19/12/2016 12:52 GMT | Updated 19/12/2016 12:53 GMT

After travelling through the North African nation of Morocco for more than a month, it became very evident to me, that like in much of the rest of the world, Morocco has a problem with discrimination against women. It was evident in the way that men leered at women on the street. In the way that men casually laughed at complaints of sexual harassment. In the way women told me that they didn't want to walk on the street because it was just too uncomfortable. By the time that I arrived in Casablanca, Morocco's largest city, there was no doubt in my mind that discrimination was a problem for women throughout Morocco. Though the question remains is why? Why throughout the world are women subject to such blatant discrimination from men?
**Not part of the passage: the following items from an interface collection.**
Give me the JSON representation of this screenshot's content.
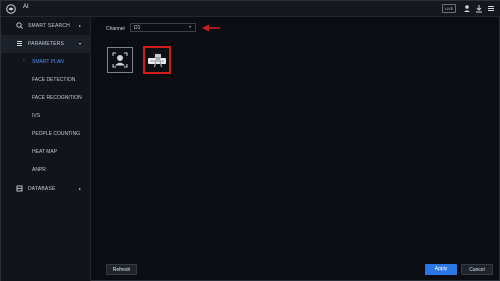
{
  "titlebar": {
    "title": "AI",
    "live_label": "LIVE",
    "icons": [
      "app-logo-icon",
      "user-icon",
      "download-icon",
      "menu-icon"
    ]
  },
  "sidebar": {
    "items": [
      {
        "label": "SMART SEARCH",
        "icon": "search-icon"
      },
      {
        "label": "PARAMETERS",
        "icon": "settings-icon"
      },
      {
        "label": "DATABASE",
        "icon": "database-icon"
      }
    ],
    "subitems": [
      {
        "label": "SMART PLAN",
        "selected": true
      },
      {
        "label": "FACE DETECTION"
      },
      {
        "label": "FACE RECOGNITION"
      },
      {
        "label": "IVS"
      },
      {
        "label": "PEOPLE COUNTING"
      },
      {
        "label": "HEAT MAP"
      },
      {
        "label": "ANPR"
      }
    ]
  },
  "content": {
    "channel_label": "Channel",
    "channel_value": "D1",
    "plan_cards": [
      "face-recognition-plan",
      "anpr-plan"
    ]
  },
  "footer": {
    "refresh_label": "Refresh",
    "apply_label": "Apply",
    "cancel_label": "Cancel"
  },
  "colors": {
    "accent": "#2a78e4",
    "selected_text": "#4d8bf0",
    "highlight_border": "#d21d1d",
    "arrow": "#c81e1e"
  }
}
Well I had the tremendous pleasure of meeting Amal Ben Hadda, a Moroccan engineer who was able to shed some light on why women face discrimination in Morocco. In her apartment in the centre of Casablanca we met to discuss women and the role Islam in perpetuating discriminatory beliefs against women in Morocco. The following is an exert from what Amal had to say,

One of my favorite things to do is to read. A while ago I began to read a number of different books that discussed the various interpretations of Islam. The more that I read, the more I began to realize a number of things.

I realized for example that people just read the Quran without trying to understand what has been said. After reading the "Shajarah code decoded," by Imad Hassan, I felt more convinced that many of our religious beliefs are just traditions that are in fact far away from Gods original message.

As a result there have been many misconceptions in Islam about women.

It's commonly believed within the Muslim world for example, that women were created from Adam's rib. They believe that, "if you try to straighten the rib, you will break it, and if you leave it, it will remain crooked." This belief is used by some to stigmatize and condemn women, to suggest women are bent in nature.

I used to believe in this as well . . . even though it sounds unbelievable.

Traditional religious scholars use the hadiths, texts created by men two centuries after the death of the prophet, to criticize women. For example, they say that women are ungrateful to their husbands and because of this, there are more women in hell than men.

I think that such beliefs are demeaning towards women and are completely against the Quran's original message.

The author Imad Hassan released wrote the book entitled "My mother isn't deficient in mind and religion," in which the author defends Muslim womens rights. He explains how the Quran has just been interpreted to suit men's interests. The Quran in fact allows women many rights but they have largely been denied due to discrimination from men. Nowhere in the Quran can you find a statement that says women should not have rights.

In the Quran it actually says that there is no difference between men and women.

Women have just been brainwashed to believe that they are inferior to men. They have been taught to believe that they are emotional and less rational.

We need to review everything that has been written by men throughout history and ensure that it is in compliance with the Quran before deciding its reliable.

This includes reviewing the parts of the Quran that give women rights.

In Morocco a lot of progress has been made for women's rights and it continues to be an ongoing priority for the Moroccan king. However, women need to continue to question what has been told to them about their role as women. They need to stop thinking that they are not as superior as men.

There is nothing in Quran that says women are inferior to men.

I believe strongly in god and I want to have the rights that the Quran says that I should have. Not what men say I should have. Women can't sit around and wait for their rights to come to them, they have to fight for them.